Exercise material: Begin
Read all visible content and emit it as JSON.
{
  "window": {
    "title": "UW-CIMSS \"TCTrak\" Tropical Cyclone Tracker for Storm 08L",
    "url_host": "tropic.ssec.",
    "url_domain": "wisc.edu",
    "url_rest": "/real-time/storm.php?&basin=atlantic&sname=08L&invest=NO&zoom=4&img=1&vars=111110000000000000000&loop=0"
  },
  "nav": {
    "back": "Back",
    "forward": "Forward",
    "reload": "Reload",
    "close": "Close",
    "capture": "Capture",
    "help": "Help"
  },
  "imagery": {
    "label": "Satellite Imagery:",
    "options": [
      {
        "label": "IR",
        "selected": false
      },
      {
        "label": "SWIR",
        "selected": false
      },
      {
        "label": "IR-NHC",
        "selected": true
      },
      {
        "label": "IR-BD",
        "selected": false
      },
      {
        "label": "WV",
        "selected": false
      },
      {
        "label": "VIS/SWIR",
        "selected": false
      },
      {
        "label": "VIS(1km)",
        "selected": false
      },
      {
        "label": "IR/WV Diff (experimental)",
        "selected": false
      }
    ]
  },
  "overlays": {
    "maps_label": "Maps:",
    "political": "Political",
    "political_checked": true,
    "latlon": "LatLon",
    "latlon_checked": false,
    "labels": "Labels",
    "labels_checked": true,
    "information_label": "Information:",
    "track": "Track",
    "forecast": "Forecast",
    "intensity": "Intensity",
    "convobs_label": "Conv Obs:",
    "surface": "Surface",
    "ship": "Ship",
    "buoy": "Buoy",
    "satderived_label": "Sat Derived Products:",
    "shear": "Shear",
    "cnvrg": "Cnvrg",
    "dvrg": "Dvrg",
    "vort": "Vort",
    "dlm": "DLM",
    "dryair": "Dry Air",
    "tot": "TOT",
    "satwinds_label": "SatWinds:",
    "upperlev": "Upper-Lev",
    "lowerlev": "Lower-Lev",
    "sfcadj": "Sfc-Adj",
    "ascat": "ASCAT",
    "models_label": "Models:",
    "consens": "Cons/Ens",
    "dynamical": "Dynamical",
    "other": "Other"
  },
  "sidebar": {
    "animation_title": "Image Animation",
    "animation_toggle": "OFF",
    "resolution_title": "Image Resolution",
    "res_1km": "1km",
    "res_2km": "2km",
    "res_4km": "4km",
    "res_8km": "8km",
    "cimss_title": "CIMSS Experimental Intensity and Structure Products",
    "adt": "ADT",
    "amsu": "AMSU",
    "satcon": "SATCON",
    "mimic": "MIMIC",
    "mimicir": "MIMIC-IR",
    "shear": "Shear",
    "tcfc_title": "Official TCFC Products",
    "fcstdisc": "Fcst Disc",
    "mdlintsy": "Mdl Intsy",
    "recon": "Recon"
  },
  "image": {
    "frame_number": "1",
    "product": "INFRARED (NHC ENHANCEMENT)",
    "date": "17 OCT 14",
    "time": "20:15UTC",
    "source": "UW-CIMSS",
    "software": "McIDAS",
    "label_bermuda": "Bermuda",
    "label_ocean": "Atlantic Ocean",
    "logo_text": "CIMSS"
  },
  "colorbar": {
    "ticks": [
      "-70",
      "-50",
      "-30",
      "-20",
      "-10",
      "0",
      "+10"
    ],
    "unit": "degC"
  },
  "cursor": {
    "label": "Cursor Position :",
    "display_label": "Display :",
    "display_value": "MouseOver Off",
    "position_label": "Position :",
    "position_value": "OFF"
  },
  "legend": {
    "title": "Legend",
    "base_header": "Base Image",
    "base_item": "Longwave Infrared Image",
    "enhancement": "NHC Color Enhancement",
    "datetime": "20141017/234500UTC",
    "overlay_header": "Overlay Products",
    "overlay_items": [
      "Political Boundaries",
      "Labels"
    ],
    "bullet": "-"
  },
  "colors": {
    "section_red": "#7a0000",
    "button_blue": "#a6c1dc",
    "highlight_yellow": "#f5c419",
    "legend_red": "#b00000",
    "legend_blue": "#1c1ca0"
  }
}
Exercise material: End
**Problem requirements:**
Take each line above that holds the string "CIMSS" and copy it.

**Solution to this problem:**
    "title": "UW-CIMSS \"TCTrak\" Tropical Cyclone Tracker for Storm 08L",
    "cimss_title": "CIMSS Experimental Intensity and Structure Products",
    "source": "UW-CIMSS",
    "logo_text": "CIMSS"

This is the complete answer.